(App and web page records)
━━━━━━
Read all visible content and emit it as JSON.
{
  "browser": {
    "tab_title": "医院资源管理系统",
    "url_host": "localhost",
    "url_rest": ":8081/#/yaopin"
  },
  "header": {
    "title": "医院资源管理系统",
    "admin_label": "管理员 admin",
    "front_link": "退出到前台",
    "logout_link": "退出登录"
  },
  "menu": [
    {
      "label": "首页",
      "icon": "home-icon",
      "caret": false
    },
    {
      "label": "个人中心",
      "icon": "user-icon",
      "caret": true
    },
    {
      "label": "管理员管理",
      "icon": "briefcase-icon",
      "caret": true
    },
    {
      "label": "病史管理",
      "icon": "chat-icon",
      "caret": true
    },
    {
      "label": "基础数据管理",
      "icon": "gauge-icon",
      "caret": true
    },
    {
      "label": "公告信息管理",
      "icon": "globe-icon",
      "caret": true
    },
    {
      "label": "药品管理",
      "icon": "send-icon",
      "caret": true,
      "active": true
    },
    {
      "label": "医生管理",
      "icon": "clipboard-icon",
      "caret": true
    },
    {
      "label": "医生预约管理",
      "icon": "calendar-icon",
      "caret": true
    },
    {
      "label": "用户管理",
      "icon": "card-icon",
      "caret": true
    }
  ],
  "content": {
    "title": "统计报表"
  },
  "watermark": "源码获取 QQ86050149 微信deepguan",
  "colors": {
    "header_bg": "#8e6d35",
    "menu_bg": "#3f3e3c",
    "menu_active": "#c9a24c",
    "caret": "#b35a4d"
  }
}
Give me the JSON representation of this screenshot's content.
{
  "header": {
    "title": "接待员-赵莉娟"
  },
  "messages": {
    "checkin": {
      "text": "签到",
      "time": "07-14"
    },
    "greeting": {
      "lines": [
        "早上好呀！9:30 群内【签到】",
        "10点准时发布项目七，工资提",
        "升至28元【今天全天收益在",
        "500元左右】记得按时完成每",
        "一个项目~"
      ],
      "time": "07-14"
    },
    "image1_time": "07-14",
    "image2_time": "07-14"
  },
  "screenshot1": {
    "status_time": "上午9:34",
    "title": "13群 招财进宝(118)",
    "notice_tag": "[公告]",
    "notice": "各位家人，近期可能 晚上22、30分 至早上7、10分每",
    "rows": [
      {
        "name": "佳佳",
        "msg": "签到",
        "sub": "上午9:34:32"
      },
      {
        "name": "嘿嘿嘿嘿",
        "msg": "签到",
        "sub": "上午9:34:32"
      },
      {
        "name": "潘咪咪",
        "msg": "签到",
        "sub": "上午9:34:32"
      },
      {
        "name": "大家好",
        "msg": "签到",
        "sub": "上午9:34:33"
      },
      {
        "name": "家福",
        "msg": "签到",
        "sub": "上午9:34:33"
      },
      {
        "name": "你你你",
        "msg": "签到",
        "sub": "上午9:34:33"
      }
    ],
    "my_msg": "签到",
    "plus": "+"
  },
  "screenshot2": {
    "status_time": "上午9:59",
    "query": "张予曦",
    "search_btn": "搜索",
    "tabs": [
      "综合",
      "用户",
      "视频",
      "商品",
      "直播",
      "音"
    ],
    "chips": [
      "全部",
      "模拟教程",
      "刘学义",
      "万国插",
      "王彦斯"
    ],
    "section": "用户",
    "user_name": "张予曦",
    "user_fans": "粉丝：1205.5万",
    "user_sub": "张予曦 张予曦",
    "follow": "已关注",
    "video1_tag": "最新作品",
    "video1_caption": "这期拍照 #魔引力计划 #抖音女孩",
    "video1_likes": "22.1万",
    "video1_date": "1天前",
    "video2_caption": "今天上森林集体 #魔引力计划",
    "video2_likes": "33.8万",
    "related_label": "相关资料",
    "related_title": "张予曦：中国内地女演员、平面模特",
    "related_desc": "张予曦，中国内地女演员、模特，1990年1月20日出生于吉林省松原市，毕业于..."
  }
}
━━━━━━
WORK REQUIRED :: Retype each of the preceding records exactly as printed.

TASK OUTPUT ::
Read all visible content and emit it as JSON.
{
  "browser": {
    "tab_title": "医院资源管理系统",
    "url_host": "localhost",
    "url_rest": ":8081/#/yaopin"
  },
  "header": {
    "title": "医院资源管理系统",
    "admin_label": "管理员 admin",
    "front_link": "退出到前台",
    "logout_link": "退出登录"
  },
  "menu": [
    {
      "label": "首页",
      "icon": "home-icon",
      "caret": false
    },
    {
      "label": "个人中心",
      "icon": "user-icon",
      "caret": true
    },
    {
      "label": "管理员管理",
      "icon": "briefcase-icon",
      "caret": true
    },
    {
      "label": "病史管理",
      "icon": "chat-icon",
      "caret": true
    },
    {
      "label": "基础数据管理",
      "icon": "gauge-icon",
      "caret": true
    },
    {
      "label": "公告信息管理",
      "icon": "globe-icon",
      "caret": true
    },
    {
      "label": "药品管理",
      "icon": "send-icon",
      "caret": true,
      "active": true
    },
    {
      "label": "医生管理",
      "icon": "clipboard-icon",
      "caret": true
    },
    {
      "label": "医生预约管理",
      "icon": "calendar-icon",
      "caret": true
    },
    {
      "label": "用户管理",
      "icon": "card-icon",
      "caret": true
    }
  ],
  "content": {
    "title": "统计报表"
  },
  "watermark": "源码获取 QQ86050149 微信deepguan",
  "colors": {
    "header_bg": "#8e6d35",
    "menu_bg": "#3f3e3c",
    "menu_active": "#c9a24c",
    "caret": "#b35a4d"
  }
}
Give me the JSON representation of this screenshot's content.
{
  "header": {
    "title": "接待员-赵莉娟"
  },
  "messages": {
    "checkin": {
      "text": "签到",
      "time": "07-14"
    },
    "greeting": {
      "lines": [
        "早上好呀！9:30 群内【签到】",
        "10点准时发布项目七，工资提",
        "升至28元【今天全天收益在",
        "500元左右】记得按时完成每",
        "一个项目~"
      ],
      "time": "07-14"
    },
    "image1_time": "07-14",
    "image2_time": "07-14"
  },
  "screenshot1": {
    "status_time": "上午9:34",
    "title": "13群 招财进宝(118)",
    "notice_tag": "[公告]",
    "notice": "各位家人，近期可能 晚上22、30分 至早上7、10分每",
    "rows": [
      {
        "name": "佳佳",
        "msg": "签到",
        "sub": "上午9:34:32"
      },
      {
        "name": "嘿嘿嘿嘿",
        "msg": "签到",
        "sub": "上午9:34:32"
      },
      {
        "name": "潘咪咪",
        "msg": "签到",
        "sub": "上午9:34:32"
      },
      {
        "name": "大家好",
        "msg": "签到",
        "sub": "上午9:34:33"
      },
      {
        "name": "家福",
        "msg": "签到",
        "sub": "上午9:34:33"
      },
      {
        "name": "你你你",
        "msg": "签到",
        "sub": "上午9:34:33"
      }
    ],
    "my_msg": "签到",
    "plus": "+"
  },
  "screenshot2": {
    "status_time": "上午9:59",
    "query": "张予曦",
    "search_btn": "搜索",
    "tabs": [
      "综合",
      "用户",
      "视频",
      "商品",
      "直播",
      "音"
    ],
    "chips": [
      "全部",
      "模拟教程",
      "刘学义",
      "万国插",
      "王彦斯"
    ],
    "section": "用户",
    "user_name": "张予曦",
    "user_fans": "粉丝：1205.5万",
    "user_sub": "张予曦 张予曦",
    "follow": "已关注",
    "video1_tag": "最新作品",
    "video1_caption": "这期拍照 #魔引力计划 #抖音女孩",
    "video1_likes": "22.1万",
    "video1_date": "1天前",
    "video2_caption": "今天上森林集体 #魔引力计划",
    "video2_likes": "33.8万",
    "related_label": "相关资料",
    "related_title": "张予曦：中国内地女演员、平面模特",
    "related_desc": "张予曦，中国内地女演员、模特，1990年1月20日出生于吉林省松原市，毕业于..."
  }
}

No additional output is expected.